**YOUR TASK:** Lines below that hold the word "this" must be copied in full.

**ENTRIES SUPPLIED:**
*** Block opens ***

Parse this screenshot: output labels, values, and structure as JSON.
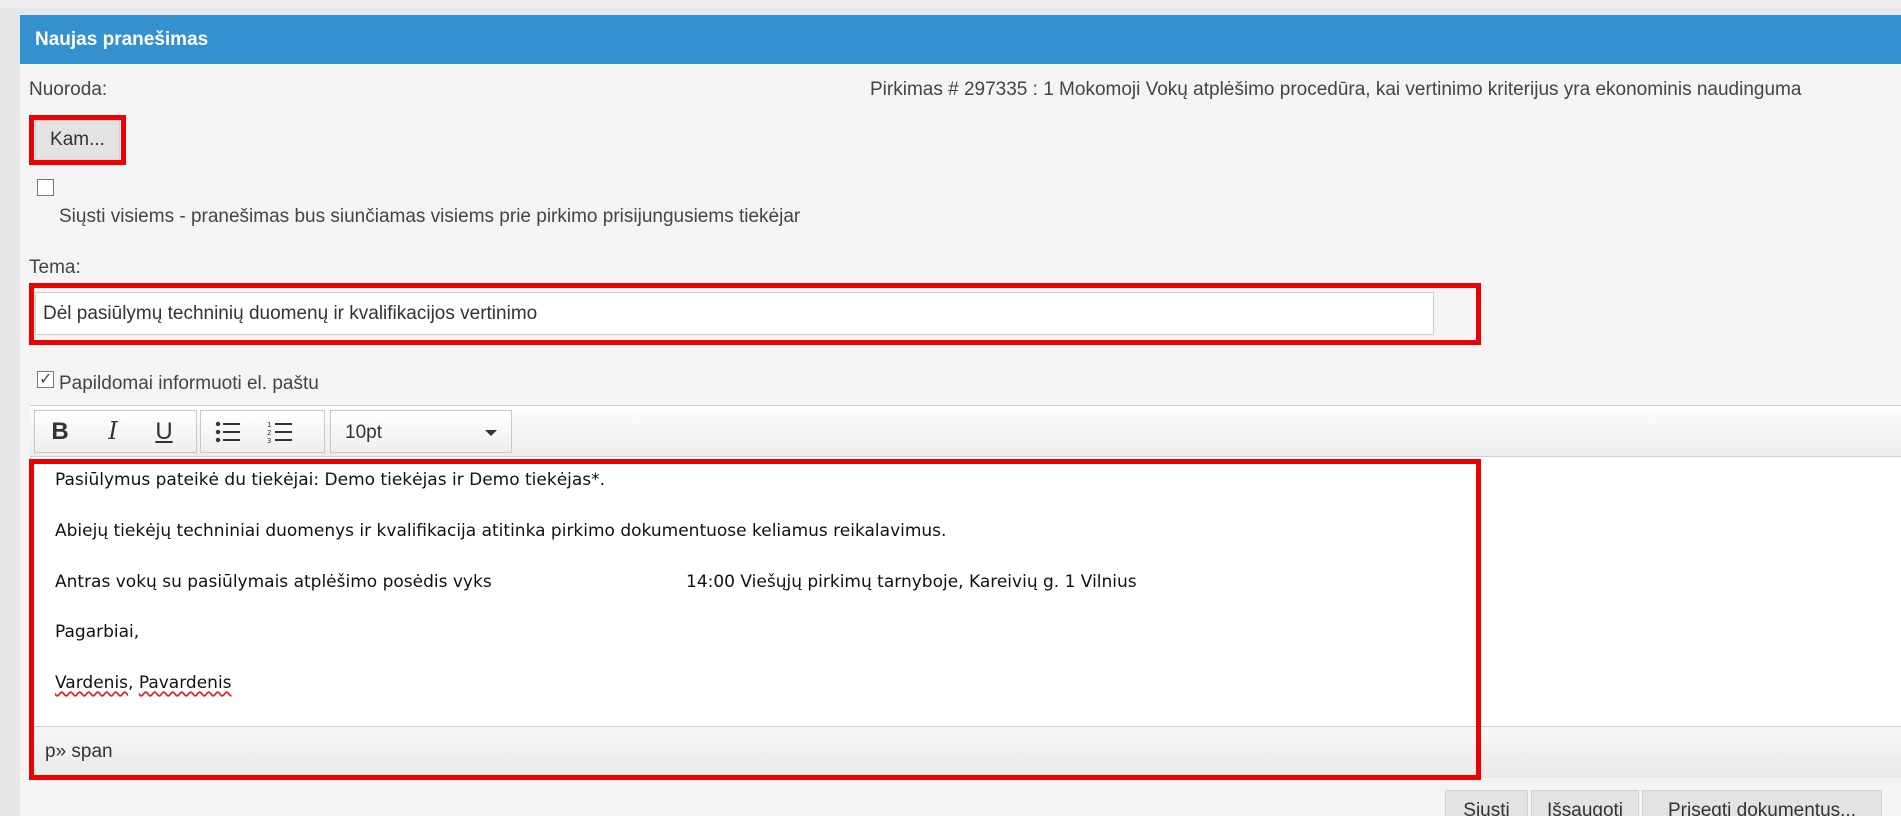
{
  "dialog": {
    "title": "Naujas pranešimas"
  },
  "reference": {
    "label": "Nuoroda:",
    "value": "Pirkimas  # 297335 :  1   Mokomoji Vokų atplėšimo procedūra, kai vertinimo kriterijus yra ekonominis naudinguma"
  },
  "recipients": {
    "button_label": "Kam..."
  },
  "send_all": {
    "checked": false,
    "label": "Siųsti visiems - pranešimas bus siunčiamas visiems prie pirkimo prisijungusiems tiekėjar"
  },
  "subject": {
    "label": "Tema:",
    "value": "Dėl pasiūlymų techninių duomenų ir kvalifikacijos vertinimo"
  },
  "email_notify": {
    "checked": true,
    "label": "Papildomai informuoti el. paštu"
  },
  "toolbar": {
    "bold": "B",
    "italic": "I",
    "underline": "U",
    "font_size": "10pt"
  },
  "editor": {
    "line1": "Pasiūlymus pateikė du tiekėjai: Demo tiekėjas ir Demo tiekėjas*.",
    "line2": "Abiejų tiekėjų techniniai duomenys ir kvalifikacija atitinka pirkimo dokumentuose keliamus reikalavimus.",
    "line3_start": "Antras vokų su pasiūlymais atplėšimo posėdis vyks",
    "line3_end": "14:00 Viešųjų pirkimų tarnyboje, Kareivių g. 1 Vilnius",
    "line4": "Pagarbiai,",
    "line5_first": "Vardenis",
    "line5_sep": ", ",
    "line5_last": "Pavardenis",
    "status_path": "p» span"
  },
  "actions": {
    "send": "Siųsti",
    "save": "Išsaugoti",
    "attach": "Prisegti dokumentus..."
  },
  "colors": {
    "titlebar": "#3391d0",
    "highlight": "#ee0000"
  }
}
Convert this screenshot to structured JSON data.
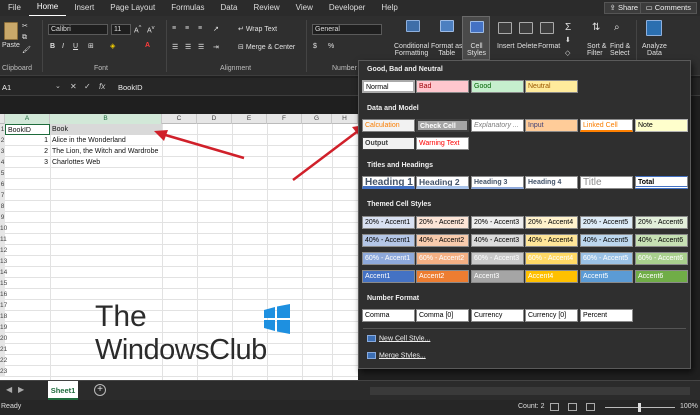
{
  "menu": {
    "tabs": [
      "File",
      "Home",
      "Insert",
      "Page Layout",
      "Formulas",
      "Data",
      "Review",
      "View",
      "Developer",
      "Help"
    ],
    "active": "Home",
    "share": "Share",
    "comments": "Comments"
  },
  "ribbon": {
    "paste": "Paste",
    "font_name": "Calibri",
    "font_size": "11",
    "wrap_text": "Wrap Text",
    "merge_center": "Merge & Center",
    "number_format": "General",
    "conditional_formatting_1": "Conditional",
    "conditional_formatting_2": "Formatting",
    "format_as_table_1": "Format as",
    "format_as_table_2": "Table",
    "cell_styles_1": "Cell",
    "cell_styles_2": "Styles",
    "insert": "Insert",
    "delete": "Delete",
    "format": "Format",
    "sort_filter_1": "Sort &",
    "sort_filter_2": "Filter",
    "find_select_1": "Find &",
    "find_select_2": "Select",
    "analyze_data_1": "Analyze",
    "analyze_data_2": "Data",
    "groups": {
      "clipboard": "Clipboard",
      "font": "Font",
      "alignment": "Alignment",
      "number": "Number"
    },
    "bold": "B",
    "italic": "I",
    "underline": "U",
    "dollar": "$",
    "percent": "%",
    "sigma": "Σ"
  },
  "formula_bar": {
    "name_box": "A1",
    "fx": "fx",
    "content": "BookID"
  },
  "grid": {
    "columns": [
      "A",
      "B",
      "C",
      "D",
      "E",
      "F",
      "G",
      "H"
    ],
    "row_numbers": [
      "1",
      "2",
      "3",
      "4",
      "5",
      "6",
      "7",
      "8",
      "9",
      "10",
      "11",
      "12",
      "13",
      "14",
      "15",
      "16",
      "17",
      "18",
      "19",
      "20",
      "21",
      "22",
      "23"
    ],
    "header_row": [
      "BookID",
      "Book"
    ],
    "rows": [
      {
        "id": "1",
        "book": "Alice in the Wonderland"
      },
      {
        "id": "2",
        "book": "The Lion, the Witch and Wardrobe"
      },
      {
        "id": "3",
        "book": "Charlottes Web"
      }
    ]
  },
  "branding": {
    "line1": "The",
    "line2": "WindowsClub"
  },
  "sheets": {
    "tabs": [
      "Sheet1"
    ],
    "add": "+"
  },
  "status": {
    "ready": "Ready",
    "count": "Count: 2",
    "zoom": "100%"
  },
  "cell_styles": {
    "sections": {
      "good_bad_neutral": "Good, Bad and Neutral",
      "data_model": "Data and Model",
      "titles_headings": "Titles and Headings",
      "themed": "Themed Cell Styles",
      "number_format": "Number Format"
    },
    "good_bad_neutral": [
      "Normal",
      "Bad",
      "Good",
      "Neutral"
    ],
    "data_model": [
      "Calculation",
      "Check Cell",
      "Explanatory ...",
      "Input",
      "Linked Cell",
      "Note",
      "Output",
      "Warning Text"
    ],
    "titles_headings": [
      "Heading 1",
      "Heading 2",
      "Heading 3",
      "Heading 4",
      "Title",
      "Total"
    ],
    "themed_20": [
      "20% - Accent1",
      "20% - Accent2",
      "20% - Accent3",
      "20% - Accent4",
      "20% - Accent5",
      "20% - Accent6"
    ],
    "themed_40": [
      "40% - Accent1",
      "40% - Accent2",
      "40% - Accent3",
      "40% - Accent4",
      "40% - Accent5",
      "40% - Accent6"
    ],
    "themed_60": [
      "60% - Accent1",
      "60% - Accent2",
      "60% - Accent3",
      "60% - Accent4",
      "60% - Accent5",
      "60% - Accent6"
    ],
    "themed_full": [
      "Accent1",
      "Accent2",
      "Accent3",
      "Accent4",
      "Accent5",
      "Accent6"
    ],
    "number_format": [
      "Comma",
      "Comma [0]",
      "Currency",
      "Currency [0]",
      "Percent"
    ],
    "new_style": "New Cell Style...",
    "merge_styles": "Merge Styles..."
  },
  "colors": {
    "excel_green": "#1e6b3c",
    "arrow_red": "#d0202a",
    "accent1": "#4472c4",
    "accent2": "#ed7d31",
    "accent3": "#a5a5a5",
    "accent4": "#ffc000",
    "accent5": "#5b9bd5",
    "accent6": "#70ad47"
  }
}
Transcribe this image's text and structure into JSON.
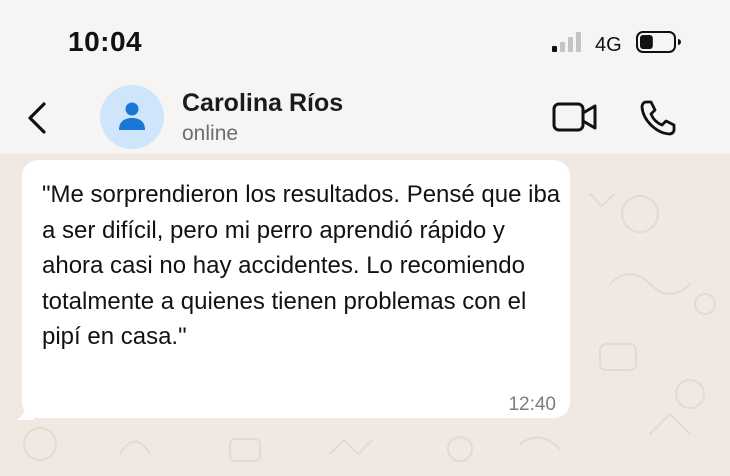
{
  "status_bar": {
    "time": "10:04",
    "network": "4G",
    "signal_bars_active": 1,
    "signal_bars_total": 4,
    "battery_level": 0.4
  },
  "header": {
    "contact_name": "Carolina Ríos",
    "contact_status": "online",
    "icons": [
      "back-chevron-icon",
      "person-icon",
      "video-camera-icon",
      "phone-icon"
    ]
  },
  "message": {
    "text": "\"Me sorprendieron los resultados. Pensé que iba a ser difícil, pero mi perro aprendió rápido y ahora casi no hay accidentes. Lo recomiendo totalmente a quienes tienen problemas con el pipí en casa.\"",
    "time": "12:40"
  },
  "colors": {
    "header_bg": "#f6f5f3",
    "chat_bg": "#efe9e1",
    "bubble_bg": "#ffffff",
    "avatar_bg": "#cfe5fb",
    "avatar_icon": "#1877d9"
  }
}
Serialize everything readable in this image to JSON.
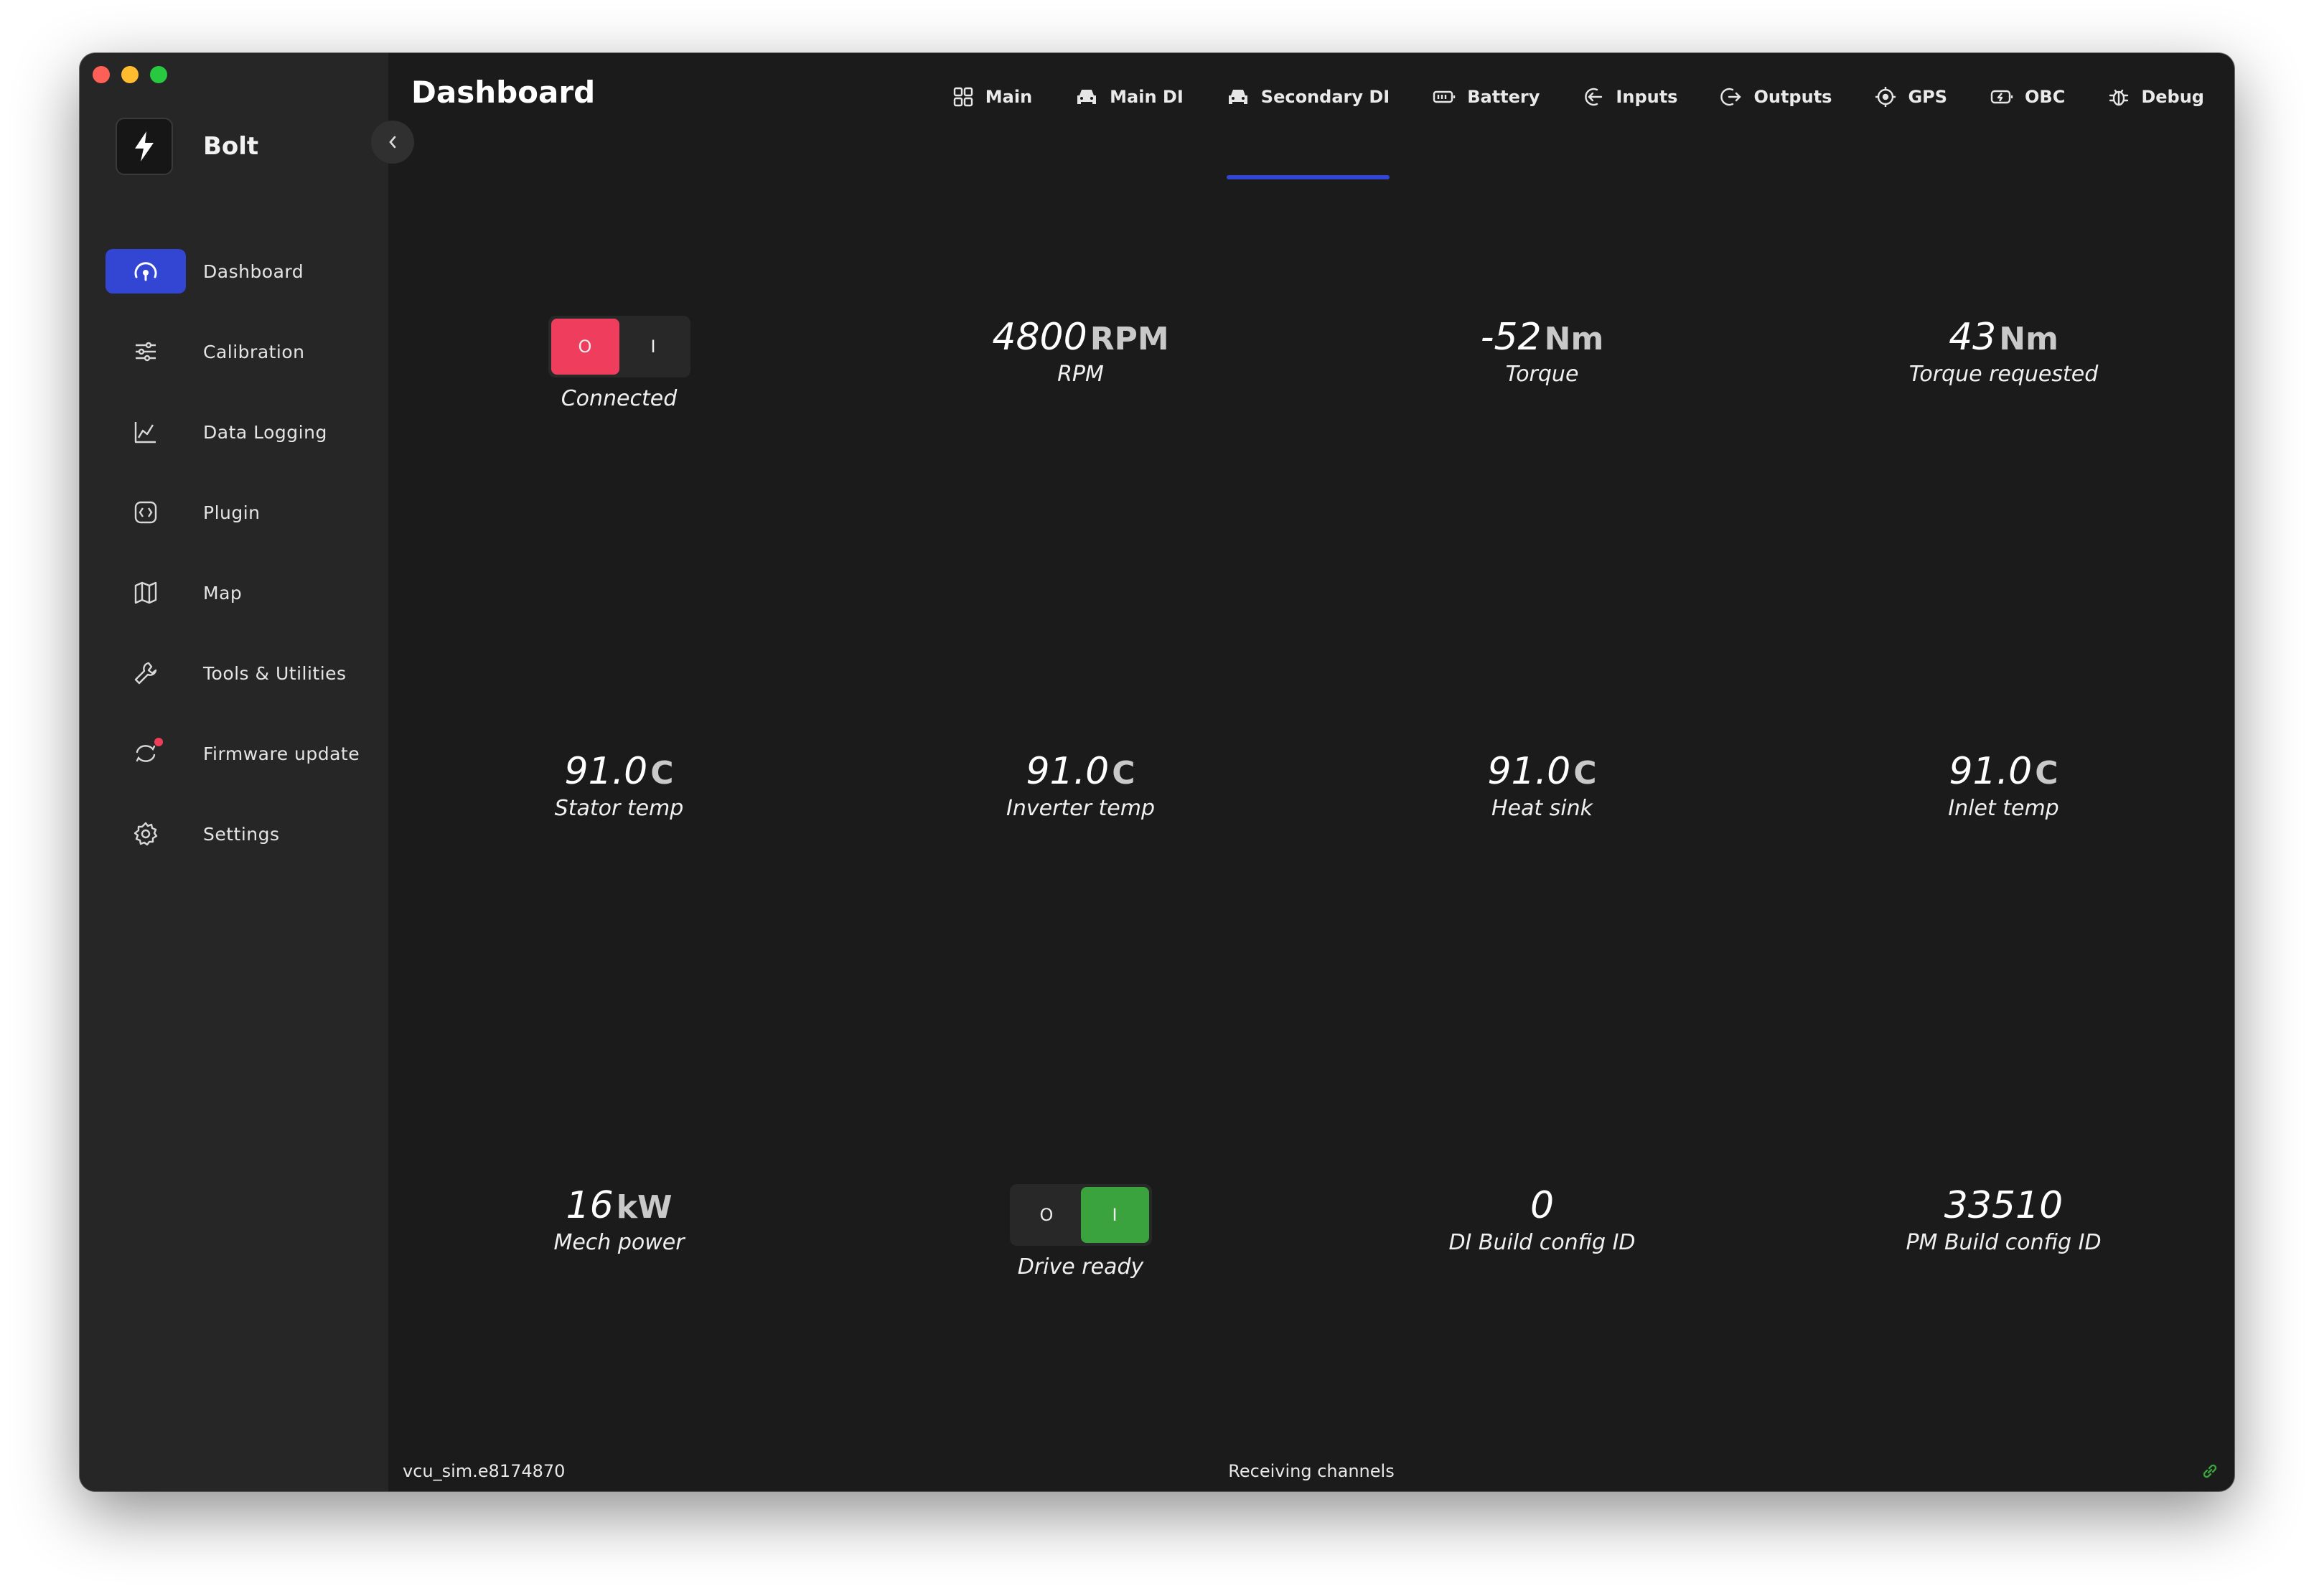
{
  "sidebar": {
    "brand": "Bolt",
    "items": [
      {
        "label": "Dashboard",
        "icon": "gauge-icon",
        "active": true
      },
      {
        "label": "Calibration",
        "icon": "sliders-icon"
      },
      {
        "label": "Data Logging",
        "icon": "chart-line-icon"
      },
      {
        "label": "Plugin",
        "icon": "plugin-icon"
      },
      {
        "label": "Map",
        "icon": "map-icon"
      },
      {
        "label": "Tools & Utilities",
        "icon": "wrench-icon"
      },
      {
        "label": "Firmware update",
        "icon": "refresh-icon",
        "badge": true
      },
      {
        "label": "Settings",
        "icon": "gear-icon"
      }
    ]
  },
  "header": {
    "title": "Dashboard",
    "tabs": [
      {
        "label": "Main",
        "icon": "grid-icon"
      },
      {
        "label": "Main DI",
        "icon": "car-icon"
      },
      {
        "label": "Secondary DI",
        "icon": "car-icon",
        "active": true
      },
      {
        "label": "Battery",
        "icon": "battery-icon"
      },
      {
        "label": "Inputs",
        "icon": "input-icon"
      },
      {
        "label": "Outputs",
        "icon": "output-icon"
      },
      {
        "label": "GPS",
        "icon": "target-icon"
      },
      {
        "label": "OBC",
        "icon": "charger-icon"
      },
      {
        "label": "Debug",
        "icon": "bug-icon"
      }
    ]
  },
  "dashboard": {
    "connected": {
      "label": "Connected",
      "off": "O",
      "on": "I",
      "state": "off"
    },
    "rpm": {
      "value": "4800",
      "unit": "RPM",
      "label": "RPM"
    },
    "torque": {
      "value": "-52",
      "unit": "Nm",
      "label": "Torque"
    },
    "torque_requested": {
      "value": "43",
      "unit": "Nm",
      "label": "Torque requested"
    },
    "stator_temp": {
      "value": "91.0",
      "unit": "C",
      "label": "Stator temp"
    },
    "inverter_temp": {
      "value": "91.0",
      "unit": "C",
      "label": "Inverter temp"
    },
    "heat_sink": {
      "value": "91.0",
      "unit": "C",
      "label": "Heat sink"
    },
    "inlet_temp": {
      "value": "91.0",
      "unit": "C",
      "label": "Inlet temp"
    },
    "mech_power": {
      "value": "16",
      "unit": "kW",
      "label": "Mech power"
    },
    "drive_ready": {
      "label": "Drive ready",
      "off": "O",
      "on": "I",
      "state": "on"
    },
    "di_build": {
      "value": "0",
      "label": "DI Build config ID"
    },
    "pm_build": {
      "value": "33510",
      "label": "PM Build config ID"
    }
  },
  "status": {
    "device": "vcu_sim.e8174870",
    "message": "Receiving channels",
    "link_icon": "link-icon",
    "link_color": "#3aa33e"
  },
  "colors": {
    "accent": "#3346d3",
    "off_red": "#ee3d5d",
    "on_green": "#3aa33e"
  }
}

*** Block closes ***

**TASK ANSWER:**
Parse this screenshot: output labels, values, and structure as JSON.
Convert this screenshot to structured JSON data.
Transcribe this image's text and structure into JSON.
Serialize everything readable in this image to JSON.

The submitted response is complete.